For PacificSource, an insurance company, much still needs to be decided, said spokesperson Lee Dawson.
“How we cover it and how services evolve and change will be something to watch for,” Dawson said. “We follow rules and regulations and always watch for industry trends.”
Telehealth visits are covered fully through the end of the year by PacificSource, which Dawson said will be re-evaluated as the date becomes closer.
SelectHealth covers most telehealth services at the same benefits and rates as in-person visits, said spokesperson Jamee Wright. The company covered many telehealth services pre-pandemic and expanded later on, Wright said.
“SelectHealth is committed to helping people live the healthiest lives possible and to meeting our members and communities where they are in their healthcare needs,” Wright said. “Our expanded telehealth services will last through the federal emergency period, and most of these will remain covered after this period ends. When clinically indicated, telehealth is a cost-effective and convenient way to offer care.”
Blue Cross of Idaho is still paying for telehealth at the same rate as in-person visits, said John Worley, company vice president for provider network management. Worley said he doesn’t see any plans for that to change any time soon.
“We were watching the market. I think we were smart to watch the market last year and not react,” Worley said.
But, “right now, we see telehealth as an important part of the methods of providing care. And we don’t want to do anything that would dissuade a provider or a member from seeking ... telehealth services,” Worley said.
A dip in demand
The pandemic propelled demand upwards for telehealth, which was virtually non-existent before.
In January and February of last year, there were a combined 675 telehealth visits in Idaho on fully insured health plans, according to data provided by the Department of Insurance. In April, there were more than 32,000 telehealth visits, setting a record that has not been topped since. By late fall, there were around 20,000 telehealth visits each month. In June of this year, there was around 12,000 visits. In July, there were around 6,000 visits.

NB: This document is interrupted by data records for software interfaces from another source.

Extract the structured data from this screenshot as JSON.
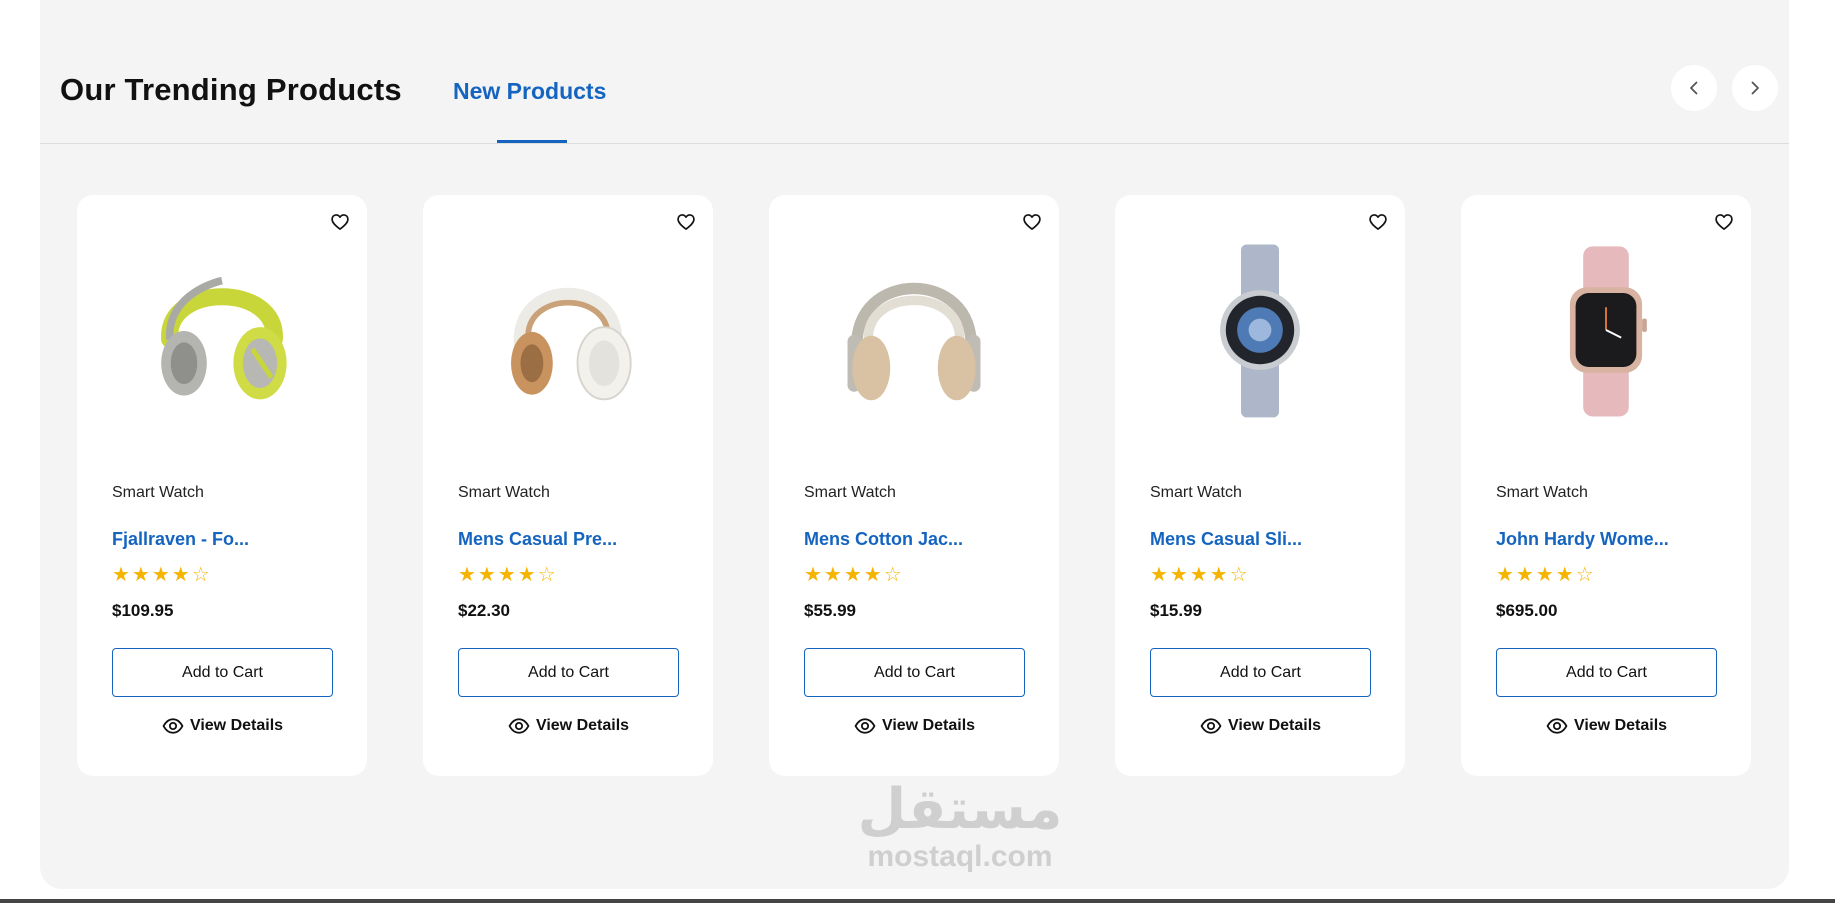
{
  "section": {
    "title": "Our Trending Products",
    "tab_label": "New Products"
  },
  "colors": {
    "accent": "#1565c0",
    "star": "#f5b400",
    "panel_bg": "#f4f4f4"
  },
  "products": [
    {
      "category": "Smart Watch",
      "name": "Fjallraven - Fo...",
      "rating": 4,
      "stars": "★★★★☆",
      "price": "$109.95",
      "cart_label": "Add to Cart",
      "details_label": "View Details",
      "image": "green-headphones"
    },
    {
      "category": "Smart Watch",
      "name": "Mens Casual Pre...",
      "rating": 4,
      "stars": "★★★★☆",
      "price": "$22.30",
      "cart_label": "Add to Cart",
      "details_label": "View Details",
      "image": "white-headphones"
    },
    {
      "category": "Smart Watch",
      "name": "Mens Cotton Jac...",
      "rating": 4,
      "stars": "★★★★☆",
      "price": "$55.99",
      "cart_label": "Add to Cart",
      "details_label": "View Details",
      "image": "beige-headphones"
    },
    {
      "category": "Smart Watch",
      "name": "Mens Casual Sli...",
      "rating": 4,
      "stars": "★★★★☆",
      "price": "$15.99",
      "cart_label": "Add to Cart",
      "details_label": "View Details",
      "image": "round-smartwatch"
    },
    {
      "category": "Smart Watch",
      "name": "John Hardy Wome...",
      "rating": 4,
      "stars": "★★★★☆",
      "price": "$695.00",
      "cart_label": "Add to Cart",
      "details_label": "View Details",
      "image": "pink-smartwatch"
    }
  ],
  "watermark": {
    "arabic": "مستقل",
    "latin": "mostaql.com"
  }
}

“We just have to kind of watch and see what’s going to happen. The market is really unpredictable right now,” Worley said.
At Epperly’s clinics, telehealth went from being non-existent to making up two to three thousand visits each month. Now, demand is down to four to five hundred a month there.
“We plan to continue to use it quite a bit,” he said. “Some of our patients really like it, some don’t. It’s kind of a mixed bag in terms of how it’s perceived. It’s very well received, though, on the behavioral health side. ... About 90% of our visits that we do in behavioral health are coming in through telehealth.”
What stands in the way?
Epperly said equal payment for telehealth services is needed to make it a viable option for doctors.
“If insurance companies do not value telehealth at parity for face-to-face visits, then physicians offices won’t do it, because you have the same overhead to keep your clinic open,” he said.
He said insurance carriers and primary care providers need to create a common understanding so they can agree on a set of codes for patient billing.
Worley said collaboration will also be important.
“I think the future of telehealth really depends on how well we as payers can work with the providers and with legislators to determine the best way to do it. It’s definitely an effective tool for providing cost-effective, quality health care, and we need to embrace it as an industry, but we can’t as payers get ahead of the providers or the legislators, and the same for all the rest of them,” he said.
Trexler, with the Department of Insurance, said he thinks “insurance companies have recognized that there is a demand for it.” He’s hopeful that issues will work out. When previous deadlines for telehealth payment parity promises have passed, he said insurers have extended their coverage.
“As long as that demand remains, I expect they (insurers) will adjust their policies to make sure that consumers can use telehealth,” Trexler said.
Southwick said that no matter what, the solution “needs to make sense for the patient, needs to make sense for the physician and needs to make sense for the insurance company.”
“So as long as it is affordable and you get quality care, then that’s the product we want to roll out to the patient,” he said.